WORK INSTRUCTIONS:
Output each line from the one that contains "Serialize everything readable" to the final line of the data below, exactly, and include nothing else.
=== Begin Enclosure ===
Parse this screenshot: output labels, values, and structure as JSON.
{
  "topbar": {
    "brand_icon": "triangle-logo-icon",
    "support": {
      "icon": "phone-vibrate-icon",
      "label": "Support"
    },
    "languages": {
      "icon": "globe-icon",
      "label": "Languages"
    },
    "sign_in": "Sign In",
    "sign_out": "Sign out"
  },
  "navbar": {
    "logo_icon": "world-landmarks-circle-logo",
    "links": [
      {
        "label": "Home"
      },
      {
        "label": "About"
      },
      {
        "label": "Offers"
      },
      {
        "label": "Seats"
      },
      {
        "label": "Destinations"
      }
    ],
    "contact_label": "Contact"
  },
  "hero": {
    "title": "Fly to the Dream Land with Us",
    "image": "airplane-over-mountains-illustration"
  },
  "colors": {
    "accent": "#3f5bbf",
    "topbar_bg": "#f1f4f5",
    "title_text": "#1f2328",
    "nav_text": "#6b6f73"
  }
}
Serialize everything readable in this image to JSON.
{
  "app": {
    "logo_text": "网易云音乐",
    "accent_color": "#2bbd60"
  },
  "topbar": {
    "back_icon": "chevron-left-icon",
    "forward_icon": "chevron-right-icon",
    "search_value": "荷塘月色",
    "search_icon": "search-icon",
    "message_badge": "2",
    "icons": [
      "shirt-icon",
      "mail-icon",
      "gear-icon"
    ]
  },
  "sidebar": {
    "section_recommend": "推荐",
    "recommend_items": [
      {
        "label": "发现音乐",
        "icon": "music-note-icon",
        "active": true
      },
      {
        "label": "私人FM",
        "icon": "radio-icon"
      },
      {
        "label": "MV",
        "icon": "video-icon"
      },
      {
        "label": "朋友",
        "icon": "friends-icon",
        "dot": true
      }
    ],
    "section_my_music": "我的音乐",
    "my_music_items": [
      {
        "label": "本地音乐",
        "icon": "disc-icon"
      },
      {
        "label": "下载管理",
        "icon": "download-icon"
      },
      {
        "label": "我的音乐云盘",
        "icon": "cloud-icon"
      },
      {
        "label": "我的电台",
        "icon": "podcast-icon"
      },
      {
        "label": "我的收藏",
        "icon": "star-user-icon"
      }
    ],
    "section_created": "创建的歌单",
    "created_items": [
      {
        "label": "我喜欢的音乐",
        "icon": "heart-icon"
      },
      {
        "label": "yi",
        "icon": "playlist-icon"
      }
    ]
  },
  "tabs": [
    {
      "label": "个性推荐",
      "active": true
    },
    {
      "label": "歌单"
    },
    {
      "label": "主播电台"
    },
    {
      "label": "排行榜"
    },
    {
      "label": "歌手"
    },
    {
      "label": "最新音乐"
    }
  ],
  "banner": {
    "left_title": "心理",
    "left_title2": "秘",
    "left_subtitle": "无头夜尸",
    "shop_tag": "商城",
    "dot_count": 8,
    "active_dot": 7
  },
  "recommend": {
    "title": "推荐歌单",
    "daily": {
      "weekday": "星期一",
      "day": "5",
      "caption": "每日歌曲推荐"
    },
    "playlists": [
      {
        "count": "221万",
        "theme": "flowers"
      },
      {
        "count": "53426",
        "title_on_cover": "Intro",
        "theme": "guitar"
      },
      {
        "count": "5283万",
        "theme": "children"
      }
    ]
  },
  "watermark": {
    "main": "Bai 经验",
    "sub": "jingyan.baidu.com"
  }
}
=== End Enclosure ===
WRITTEN RESPONSE:
Serialize everything readable in this image to JSON.
{
  "app": {
    "logo_text": "网易云音乐",
    "accent_color": "#2bbd60"
  },
  "topbar": {
    "back_icon": "chevron-left-icon",
    "forward_icon": "chevron-right-icon",
    "search_value": "荷塘月色",
    "search_icon": "search-icon",
    "message_badge": "2",
    "icons": [
      "shirt-icon",
      "mail-icon",
      "gear-icon"
    ]
  },
  "sidebar": {
    "section_recommend": "推荐",
    "recommend_items": [
      {
        "label": "发现音乐",
        "icon": "music-note-icon",
        "active": true
      },
      {
        "label": "私人FM",
        "icon": "radio-icon"
      },
      {
        "label": "MV",
        "icon": "video-icon"
      },
      {
        "label": "朋友",
        "icon": "friends-icon",
        "dot": true
      }
    ],
    "section_my_music": "我的音乐",
    "my_music_items": [
      {
        "label": "本地音乐",
        "icon": "disc-icon"
      },
      {
        "label": "下载管理",
        "icon": "download-icon"
      },
      {
        "label": "我的音乐云盘",
        "icon": "cloud-icon"
      },
      {
        "label": "我的电台",
        "icon": "podcast-icon"
      },
      {
        "label": "我的收藏",
        "icon": "star-user-icon"
      }
    ],
    "section_created": "创建的歌单",
    "created_items": [
      {
        "label": "我喜欢的音乐",
        "icon": "heart-icon"
      },
      {
        "label": "yi",
        "icon": "playlist-icon"
      }
    ]
  },
  "tabs": [
    {
      "label": "个性推荐",
      "active": true
    },
    {
      "label": "歌单"
    },
    {
      "label": "主播电台"
    },
    {
      "label": "排行榜"
    },
    {
      "label": "歌手"
    },
    {
      "label": "最新音乐"
    }
  ],
  "banner": {
    "left_title": "心理",
    "left_title2": "秘",
    "left_subtitle": "无头夜尸",
    "shop_tag": "商城",
    "dot_count": 8,
    "active_dot": 7
  },
  "recommend": {
    "title": "推荐歌单",
    "daily": {
      "weekday": "星期一",
      "day": "5",
      "caption": "每日歌曲推荐"
    },
    "playlists": [
      {
        "count": "221万",
        "theme": "flowers"
      },
      {
        "count": "53426",
        "title_on_cover": "Intro",
        "theme": "guitar"
      },
      {
        "count": "5283万",
        "theme": "children"
      }
    ]
  },
  "watermark": {
    "main": "Bai 经验",
    "sub": "jingyan.baidu.com"
  }
}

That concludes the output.